On Wednesday, Coats, 77, and other docents gave 50 fifth-graders from Elk Grove’s Elitha Donner Elementary School a tour of a replica of an internment camp barracks. The retired State Board of Equalization worker described what families saw when they arrived: cots with Army blankets, a single light bulb and a stove. Any furniture was built by the internees, she said.
“It was not fair,” said fifth-grader Jayriese Caguiat. “I think they deserved better than that, at least give them a good meal.”
Fifth-grader Orit Rosado seemed to get the message the docents were trying to pass on. “People need to stand up for what they believe in and not just listen to what other people say about them,” she said.
Teacher Kevin Broxton has taken his class on the field trip for 10 years. “They talk about history, but they don’t often talk to people who were a part of history,” he said of his students. “Hopefully, they will learn a lesson about treating people equally.”
The Time of Remembrance Program came to the California Museum in 2000. It was first started in 1983 by Elk Grove Unified teacher Mary Tsukamoto, who was interned at Jerome, Ark., in 1942. The Elk Grove Unified School District named a school in south Sacramento after her.
“She thought somebody should tell the story about a whole group of people, an ethnic group, that was singled out and lost our rights during WWII,” said her daughter Marielle Tsukamoto. “She worried that might happen to another group.”
Marielle Tsukamoto, 77, also worries about that. She was 5 when her family was forced to leave their Florin home and move to a 16-by-20-foot barrack in Jerome. She continues her mother’s legacy teaching a class that is part of “Time of Remembrance.”
“I don’t want you to hear my sad story,” Tsukamoto told the students Wednesday. “I want you to learn from history. I’m talking to you because I’m afraid it could happen to you or someone you know in the future.”
She encouraged the children to stand up for themselves if they find themselves faced with prejudice and injustice. “We learned we were supposed to say something,” Tsukamoto said. “Martin Luther King and the civil rights movement taught us not to keep quiet.”
The “Uprooted!” exhibit, which is open to the public all year, will undergo an update in the next year or so, Hamiliton said. The museum expects a $150,000 grant from the National Parks Service to help pay for interactive exhibits as well as six kiosks that will feature oral histories recorded by internees.

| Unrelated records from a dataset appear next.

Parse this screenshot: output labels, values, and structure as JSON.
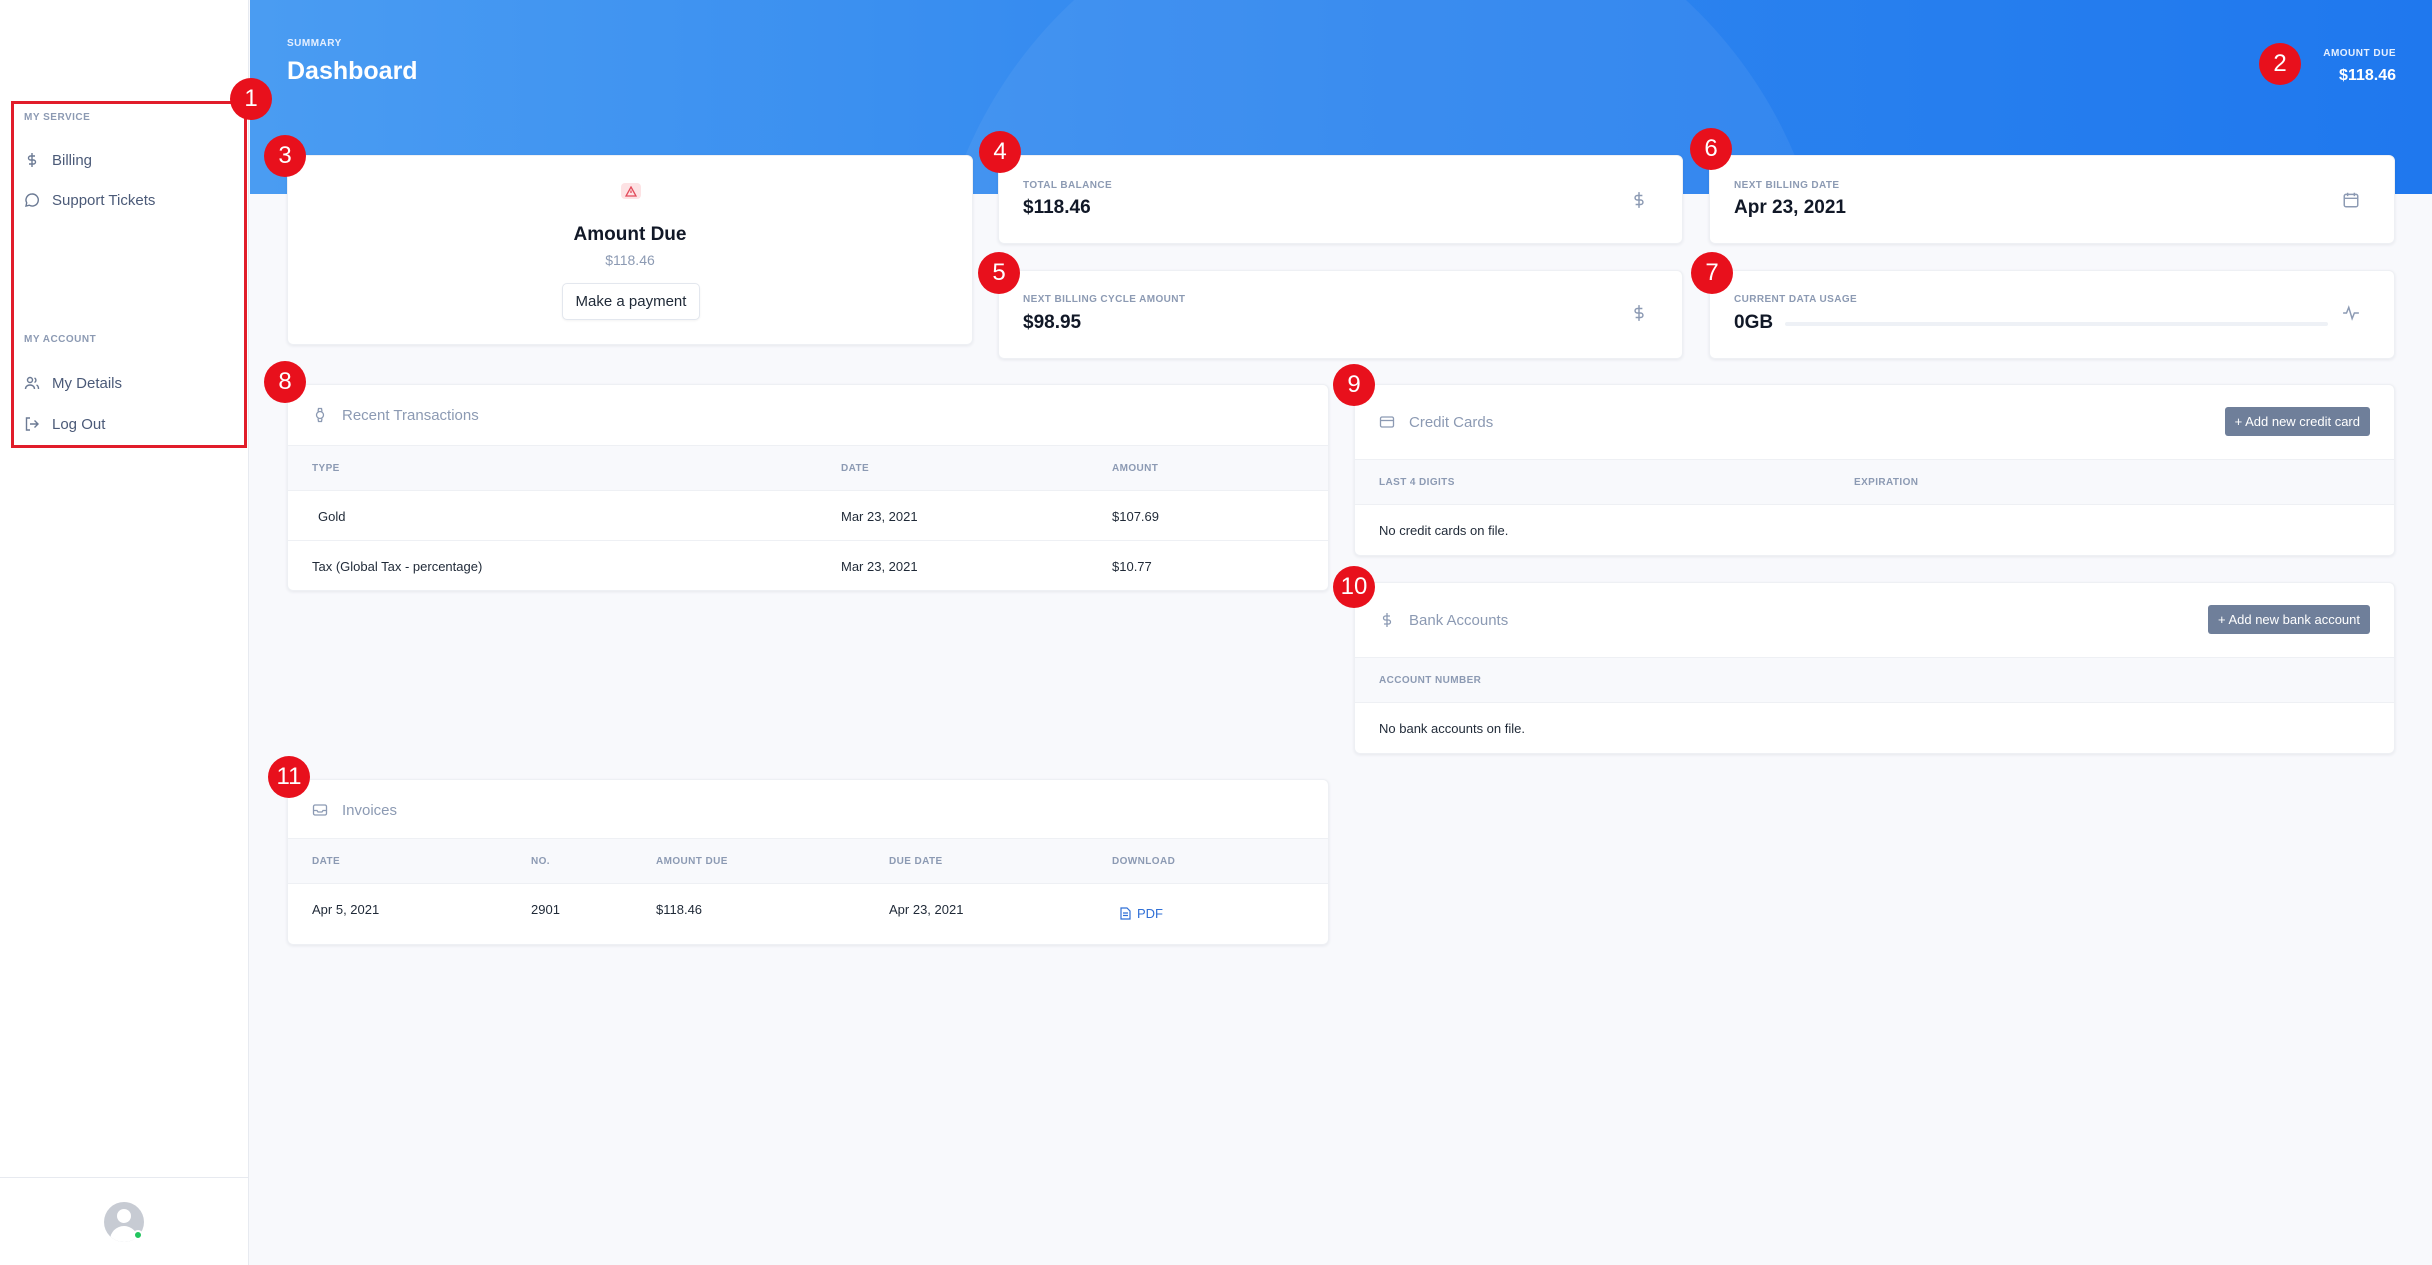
{
  "sidebar": {
    "service_heading": "MY SERVICE",
    "service_items": [
      {
        "label": "Billing",
        "icon": "dollar-icon"
      },
      {
        "label": "Support Tickets",
        "icon": "chat-bubble-icon"
      }
    ],
    "account_heading": "MY ACCOUNT",
    "account_items": [
      {
        "label": "My Details",
        "icon": "users-icon"
      },
      {
        "label": "Log Out",
        "icon": "logout-icon"
      }
    ]
  },
  "header": {
    "subtitle": "SUMMARY",
    "title": "Dashboard",
    "amount_due_label": "AMOUNT DUE",
    "amount_due_value": "$118.46"
  },
  "amount_card": {
    "title": "Amount Due",
    "value": "$118.46",
    "button": "Make a payment"
  },
  "stats": {
    "total_balance": {
      "label": "TOTAL BALANCE",
      "value": "$118.46"
    },
    "next_billing_date": {
      "label": "NEXT BILLING DATE",
      "value": "Apr 23, 2021"
    },
    "next_cycle_amount": {
      "label": "NEXT BILLING CYCLE AMOUNT",
      "value": "$98.95"
    },
    "data_usage": {
      "label": "CURRENT DATA USAGE",
      "value": "0GB",
      "progress": 0
    }
  },
  "transactions": {
    "title": "Recent Transactions",
    "headers": [
      "TYPE",
      "DATE",
      "AMOUNT"
    ],
    "rows": [
      [
        "Gold",
        "Mar 23, 2021",
        "$107.69"
      ],
      [
        "Tax (Global Tax - percentage)",
        "Mar 23, 2021",
        "$10.77"
      ]
    ]
  },
  "credit_cards": {
    "title": "Credit Cards",
    "button": "+ Add new credit card",
    "headers": [
      "LAST 4 DIGITS",
      "EXPIRATION"
    ],
    "empty": "No credit cards on file."
  },
  "bank_accounts": {
    "title": "Bank Accounts",
    "button": "+ Add new bank account",
    "headers": [
      "ACCOUNT NUMBER"
    ],
    "empty": "No bank accounts on file."
  },
  "invoices": {
    "title": "Invoices",
    "headers": [
      "DATE",
      "NO.",
      "AMOUNT DUE",
      "DUE DATE",
      "DOWNLOAD"
    ],
    "rows": [
      [
        "Apr 5, 2021",
        "2901",
        "$118.46",
        "Apr 23, 2021",
        "PDF"
      ]
    ]
  },
  "markers": [
    "1",
    "2",
    "3",
    "4",
    "5",
    "6",
    "7",
    "8",
    "9",
    "10",
    "11"
  ],
  "colors": {
    "accent": "#2f86ef",
    "marker": "#e8101c",
    "muted": "#8c9ab3",
    "button": "#6f7f9a",
    "online": "#22c55e"
  }
}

Hamilton said the oral histories are to ensure that the story of internment lives on after the last internee has died.
Call The Bee’s Diana Lambert, (916) 321-1090. Follow her on Twitter @dianalambert.